In most companies, risk management practices, though not mature in scale as good or optimised, evidence is that risks that emerged were handled well enough. The pandemic provided a significant wake-up call for understanding the wide variety of risks and uncertainties. Uncertainty is the new norm, and therefore risk management has become more critical for the success of a business.
Risks and threats are precursors to the corporate crisis. Some risks are universal and pose a threat to every company, while others are relative and depend on the nature of an organisation's business or industry. No matter which risks or threats apply to a company, it is essential that they have a crisis management plan in place to deal with the crisis when the risk becomes a reality.
For those involved in the risk management, the pandemic warned them to make risk assessments more accurate and more responsive to the changing risk environment. It is necessary to ascertain the most relevant risks to gain perspective on the best ways to deal with them.
Each year, the IIA, ECIIA, Big-4 Audit, and consulting firms publish survey-based research reports on top risks to illuminate the upcoming year's risk horizon and outlook. One of the first questions to answer in risk management is, "What are our most critical risks?" The compilation of top business risks for 2022 will prenominate this prediction.
As it has for the last five years, cybersecurity tops nearly every list of the top risks for 2022. It reflects the constant struggle to keep up with cyber risk's evolving and vexing nature. The growing sophistication and variety of cyberattacks often have disastrous financial impacts. Hackers like extreme change situations when people become distracted, make fear-based decisions, and are prone to errors. As pandemic shifts into a new phase, it may be more chaotic and challenging. Cybersecurity risks continue to represent a significant concern for any organisation regardless of its size or industry.
Attracting and retaining cybersecurity specialists represents a significant challenge. Despite huge spending on cybersecurity over the years, the issues persist. This risk examines whether organisations are sufficiently prepared to manage cyber threats that cause disruption and reputational harm. It doesn't appear that cybersecurity will be receding as top risk anytime soon.
Talent management is identified as the next top risk. Finding, hiring, and retaining top talent is expected to remain one of the most significant risks facing companies in 2022. It is challenging to find the best talent with the different generational gaps in the workforce to match and mix experience and new knowledge.
Robert Half's survey said nearly half of workers plan to look for a new job in 2022, with Gen Z most likely to move.
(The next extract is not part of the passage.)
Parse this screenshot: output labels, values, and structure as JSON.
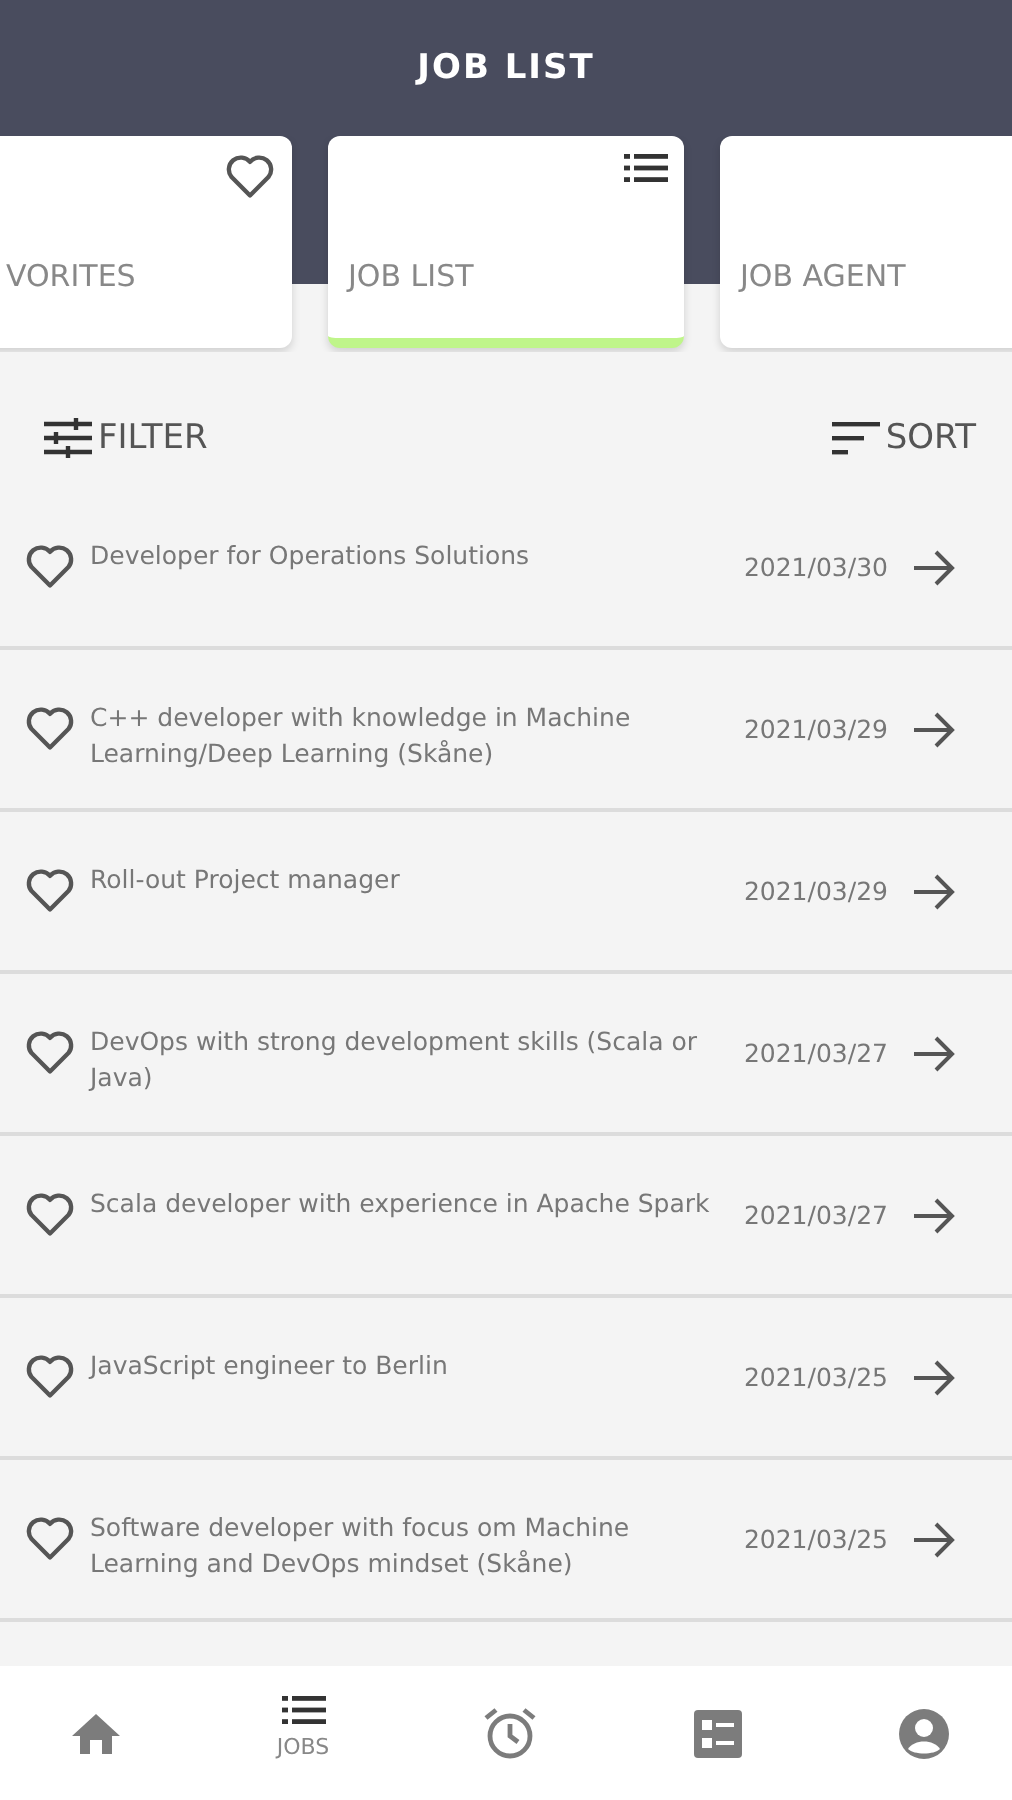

We hear about the Great Resignation, also known as the Big Quit, an economic trend in which employees voluntarily resign en masse, meaning the talent market will be more competitive than ever. While the virtualisation of work helps greater access to global talent, this has limitations. The onus is on companies attracting and retaining people by evidently endorsing that their contributions are valued by paying well and prioritising their well-being.
Environmental, social, and governance topics, known collectively as ESG, and reporting on such issues is considered a significant risk in 2022. ESG refers to parameters used to gauge how sustainability objectives guide business performance. Sustainability includes organisational governance, social sustainability, and environmental sustainability. Companies should anticipate emerging ESG requirements by understanding processes and controls and adopting sustainability frameworks.
ESG reporting is not yet mandated, but adoption is imminent. The stakes are too high, with the pressure exerted by regulators, investors, customers, third-party affiliates, and society. The benefits of getting it right outweigh the cost with increased opportunities for business. The IIA's On Risk 2022 mentions, "This risk examines the ability of organisations to reliably measure, evaluate, and accurately report on their environmental impacts."
Digital identity and data privacy risks are one of the biggest risks companies will face in 2022: the risk of having their data breached. It is as close as "it's not if you'll be breached; it's when." Due to a demanding regulatory environment, companies need to adequately protect sensitive data and comply with applicable laws and regulations. The legal exposure to personal rights and data privacy has given the sensitivity to data protection. Taking a piecemeal approach to technology is no longer enough; businesses must build integrated systems.
Risk is often considered inherently negative, but a more nuanced view perceives an equal opportunity for every risk. No one knows what 2022 will look like, but monitoring, modifying, and learning missions will matter the most.
Sundaresan Rajeswar is board member, Institute of Internal Auditors Qatar Chapter; he’s also in global IIA board's Advocacy Advisory Council for 2021-23.